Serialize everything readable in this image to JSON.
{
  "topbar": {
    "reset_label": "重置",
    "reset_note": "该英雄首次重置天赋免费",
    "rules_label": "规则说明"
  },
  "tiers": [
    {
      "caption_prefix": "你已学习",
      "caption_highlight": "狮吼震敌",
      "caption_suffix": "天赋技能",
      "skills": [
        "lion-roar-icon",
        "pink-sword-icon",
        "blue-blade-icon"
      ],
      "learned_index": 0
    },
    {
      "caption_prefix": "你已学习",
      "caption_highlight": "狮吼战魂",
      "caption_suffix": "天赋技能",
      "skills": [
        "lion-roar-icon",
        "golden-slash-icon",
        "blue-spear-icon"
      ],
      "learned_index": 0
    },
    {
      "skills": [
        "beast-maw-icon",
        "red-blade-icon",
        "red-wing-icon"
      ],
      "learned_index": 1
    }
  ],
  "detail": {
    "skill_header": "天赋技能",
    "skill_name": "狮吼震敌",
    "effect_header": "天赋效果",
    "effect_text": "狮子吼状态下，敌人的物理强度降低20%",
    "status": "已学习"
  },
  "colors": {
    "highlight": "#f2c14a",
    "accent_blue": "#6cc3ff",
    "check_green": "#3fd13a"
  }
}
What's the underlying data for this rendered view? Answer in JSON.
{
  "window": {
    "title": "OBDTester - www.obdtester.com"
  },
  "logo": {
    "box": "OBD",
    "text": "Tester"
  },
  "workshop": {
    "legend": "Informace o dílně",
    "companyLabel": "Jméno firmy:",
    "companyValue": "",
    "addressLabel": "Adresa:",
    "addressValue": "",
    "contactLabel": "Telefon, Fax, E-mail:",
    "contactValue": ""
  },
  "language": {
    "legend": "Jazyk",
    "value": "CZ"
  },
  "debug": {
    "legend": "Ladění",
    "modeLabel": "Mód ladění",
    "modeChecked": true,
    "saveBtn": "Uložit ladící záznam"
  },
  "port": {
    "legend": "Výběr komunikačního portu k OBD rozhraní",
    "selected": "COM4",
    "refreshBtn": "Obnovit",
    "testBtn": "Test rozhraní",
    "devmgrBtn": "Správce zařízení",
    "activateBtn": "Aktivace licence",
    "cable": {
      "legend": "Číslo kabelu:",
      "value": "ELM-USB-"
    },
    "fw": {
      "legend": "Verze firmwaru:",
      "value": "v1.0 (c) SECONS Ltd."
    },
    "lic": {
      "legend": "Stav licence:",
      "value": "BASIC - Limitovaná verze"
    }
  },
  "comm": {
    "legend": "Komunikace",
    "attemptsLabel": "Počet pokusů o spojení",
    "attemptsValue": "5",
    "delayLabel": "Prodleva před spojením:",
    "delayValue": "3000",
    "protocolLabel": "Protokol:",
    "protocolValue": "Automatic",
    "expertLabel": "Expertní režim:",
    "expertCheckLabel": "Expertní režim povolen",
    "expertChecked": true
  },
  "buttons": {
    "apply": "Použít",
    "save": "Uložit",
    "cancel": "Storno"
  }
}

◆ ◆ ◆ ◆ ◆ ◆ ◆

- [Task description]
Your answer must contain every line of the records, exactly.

- [The completed task]
Serialize everything readable in this image to JSON.
{
  "topbar": {
    "reset_label": "重置",
    "reset_note": "该英雄首次重置天赋免费",
    "rules_label": "规则说明"
  },
  "tiers": [
    {
      "caption_prefix": "你已学习",
      "caption_highlight": "狮吼震敌",
      "caption_suffix": "天赋技能",
      "skills": [
        "lion-roar-icon",
        "pink-sword-icon",
        "blue-blade-icon"
      ],
      "learned_index": 0
    },
    {
      "caption_prefix": "你已学习",
      "caption_highlight": "狮吼战魂",
      "caption_suffix": "天赋技能",
      "skills": [
        "lion-roar-icon",
        "golden-slash-icon",
        "blue-spear-icon"
      ],
      "learned_index": 0
    },
    {
      "skills": [
        "beast-maw-icon",
        "red-blade-icon",
        "red-wing-icon"
      ],
      "learned_index": 1
    }
  ],
  "detail": {
    "skill_header": "天赋技能",
    "skill_name": "狮吼震敌",
    "effect_header": "天赋效果",
    "effect_text": "狮子吼状态下，敌人的物理强度降低20%",
    "status": "已学习"
  },
  "colors": {
    "highlight": "#f2c14a",
    "accent_blue": "#6cc3ff",
    "check_green": "#3fd13a"
  }
}
What's the underlying data for this rendered view? Answer in JSON.
{
  "window": {
    "title": "OBDTester - www.obdtester.com"
  },
  "logo": {
    "box": "OBD",
    "text": "Tester"
  },
  "workshop": {
    "legend": "Informace o dílně",
    "companyLabel": "Jméno firmy:",
    "companyValue": "",
    "addressLabel": "Adresa:",
    "addressValue": "",
    "contactLabel": "Telefon, Fax, E-mail:",
    "contactValue": ""
  },
  "language": {
    "legend": "Jazyk",
    "value": "CZ"
  },
  "debug": {
    "legend": "Ladění",
    "modeLabel": "Mód ladění",
    "modeChecked": true,
    "saveBtn": "Uložit ladící záznam"
  },
  "port": {
    "legend": "Výběr komunikačního portu k OBD rozhraní",
    "selected": "COM4",
    "refreshBtn": "Obnovit",
    "testBtn": "Test rozhraní",
    "devmgrBtn": "Správce zařízení",
    "activateBtn": "Aktivace licence",
    "cable": {
      "legend": "Číslo kabelu:",
      "value": "ELM-USB-"
    },
    "fw": {
      "legend": "Verze firmwaru:",
      "value": "v1.0 (c) SECONS Ltd."
    },
    "lic": {
      "legend": "Stav licence:",
      "value": "BASIC - Limitovaná verze"
    }
  },
  "comm": {
    "legend": "Komunikace",
    "attemptsLabel": "Počet pokusů o spojení",
    "attemptsValue": "5",
    "delayLabel": "Prodleva před spojením:",
    "delayValue": "3000",
    "protocolLabel": "Protokol:",
    "protocolValue": "Automatic",
    "expertLabel": "Expertní režim:",
    "expertCheckLabel": "Expertní režim povolen",
    "expertChecked": true
  },
  "buttons": {
    "apply": "Použít",
    "save": "Uložit",
    "cancel": "Storno"
  }
}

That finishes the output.